So many times in the past year, I have looked forward to this time with excitement, anxiety, impatience, fear, joy, and confusion.
We are well into our second week of school, and already into a routine. However, there is a keen awareness that parts of that routine are shiny and new and will fall aside fairly soon.
|I made them sit on the grass for this photo, because to me, dead grass means we had a great summer.|
For now, I am enjoying being the family that makes lunches, and lays out the next days outfits the night before. It's lovely to be the parents who read and complete school paperwork on time. Soon enough, it's gonna be rushed morning lunches, mad searching through the laundry pile for socks, and momma confessing to the office that I need another copy of the field trip form because I have once again lost it.
I've had more years of scattered school mornings, than organized. While I can claim to love the relaxed calm that comes with these organized mornings, it is a reality, that I am more inclined to drag everyone out after dinner for running races, or some time at the park. Before we know it, it's an hour past bedtime and, 'Oh well.'
Organization is nice, but it's not often the stuff that memories are made of.
Last night, Lorelei laid in bed with her dad and I after dinner. We had planned on an evening game of tennis (for hubby and I) and chasing each other in the field (for the kids). However, it was clear our girl needed a little reconnection.
She laid next to me and chattered in the way she often does, and we listened. Then she turned, looked me straight in the eyes and said, "I'm scared to be an adult."
It caught me off guard. I looked right back at her, smiling gently, and said, "There is a long time between Kindergarten and adult. By the time you get there you will be ready, but right now, your job is to be four and enjoy that."
Later, thinking about it, I realized that this answer wasn't entirely correct. Right now, she is learning that it's okay to have conflicting emotions. She was so confused to be excited about school, but also scared. She struggled with the idea that it was okay to miss me, but also be happy to start an adventure independent of our little corner of the world.

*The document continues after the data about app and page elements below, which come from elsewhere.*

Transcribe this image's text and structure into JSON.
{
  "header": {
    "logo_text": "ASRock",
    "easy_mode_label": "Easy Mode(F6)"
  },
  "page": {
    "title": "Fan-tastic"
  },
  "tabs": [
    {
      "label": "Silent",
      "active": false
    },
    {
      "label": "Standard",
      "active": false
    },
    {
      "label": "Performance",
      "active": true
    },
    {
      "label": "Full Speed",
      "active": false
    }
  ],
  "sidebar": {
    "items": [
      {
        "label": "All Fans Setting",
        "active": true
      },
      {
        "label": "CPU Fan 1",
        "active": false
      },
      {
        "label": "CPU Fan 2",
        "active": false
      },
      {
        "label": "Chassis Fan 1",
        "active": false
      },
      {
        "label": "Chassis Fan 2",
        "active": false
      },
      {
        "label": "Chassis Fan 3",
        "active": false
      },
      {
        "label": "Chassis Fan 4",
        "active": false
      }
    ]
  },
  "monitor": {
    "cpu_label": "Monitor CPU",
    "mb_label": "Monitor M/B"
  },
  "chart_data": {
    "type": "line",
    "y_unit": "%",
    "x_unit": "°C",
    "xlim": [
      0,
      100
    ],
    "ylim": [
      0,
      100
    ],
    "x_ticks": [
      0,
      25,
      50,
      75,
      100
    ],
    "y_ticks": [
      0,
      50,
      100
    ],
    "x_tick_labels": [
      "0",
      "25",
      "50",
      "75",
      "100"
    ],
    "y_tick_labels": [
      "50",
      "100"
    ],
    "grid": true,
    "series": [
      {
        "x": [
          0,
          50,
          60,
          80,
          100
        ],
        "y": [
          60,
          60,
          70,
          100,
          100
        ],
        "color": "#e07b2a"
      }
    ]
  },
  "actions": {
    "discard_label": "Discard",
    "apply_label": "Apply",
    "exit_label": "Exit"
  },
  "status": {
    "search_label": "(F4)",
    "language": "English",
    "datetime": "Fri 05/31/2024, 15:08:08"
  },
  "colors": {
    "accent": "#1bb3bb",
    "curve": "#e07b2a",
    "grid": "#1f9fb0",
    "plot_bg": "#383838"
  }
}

The better answer to her question would have been, being an adult is a lot like starting Kindergarten. It is an exciting freedom, and a terrifying responsibility. It is awesome independence, and longing for the safety of your childhood home. Like any big change though, you find your way through the conflict, or you get stuck. Don't get stuck.
Don't get stuck. I need to let those words wash over me. See, this momma is also working through her conflicting emotions on this next milestone. Having already rode life's roller coaster through some big ones; growing up, starting a life with someone, starting a family, dealing with challenges in our kids and family, it surprised me that this little dip was scary. I should be riding with both arms in the air, laughing and embracing the ride. After 13 years of having a little human home with me, it's time to embrace the conflict that is moving on to the next step.
There is freedom in realizing that I'm just as scared as my girl, but I'm also just as excited. Raising these little humans, I haven't been holding my breath, waiting for my turn. Rather, I found another joy to embrace, because I knew that while 13 years is long, it is also fleeting and in a blink you wake, and we are moving forward.
This is a new world and it's taken a little while to figure out the answer to the question, "What are you going to do with yourself now?"
While it is simply people making conversation, I will confess that this question started a panic in me. I didn't have an answer, and that felt indulgent and frivolous.
So now, I sit, for all intents and purposes, a tenured momma. Job security should be a given, but questions over the last two weeks imply that my job is being phased out, and it's time to seek employment elsewhere.
I toyed with flippant answers, "I'm going to look into this whole soap opera/bon bon thing everyone's always going on about."
However, then I realized that my answer is, "I don't know, and I like it that way."
I am a tenured momma, on a research sabbatical from expectations and perceptions on how I spend my time. With a child barely two weeks into her educational career, a little boy, who just happens to have autism, in a transition year, and a middle schooler, who needs present parents more than ever; it feels to me as though my duties and expectations have merely shifted, and this corporation still requires it's head zookeeper.
Soon enough, I'm sure I will be dropping them off in a rush, having places to be, appointments to keep. However, right now, it feels reluctant, and foreign, and it's really okay that it feels that way.
I started a sabbatical bucket list, realizing that I'm 36 and I've never learned to juggle. After 13 years of child wrangling, I've definately earned a leave of absence to breathe out. To some, that may seem indulgent and frivolous, but to me, it's what is right, and really, that's okay.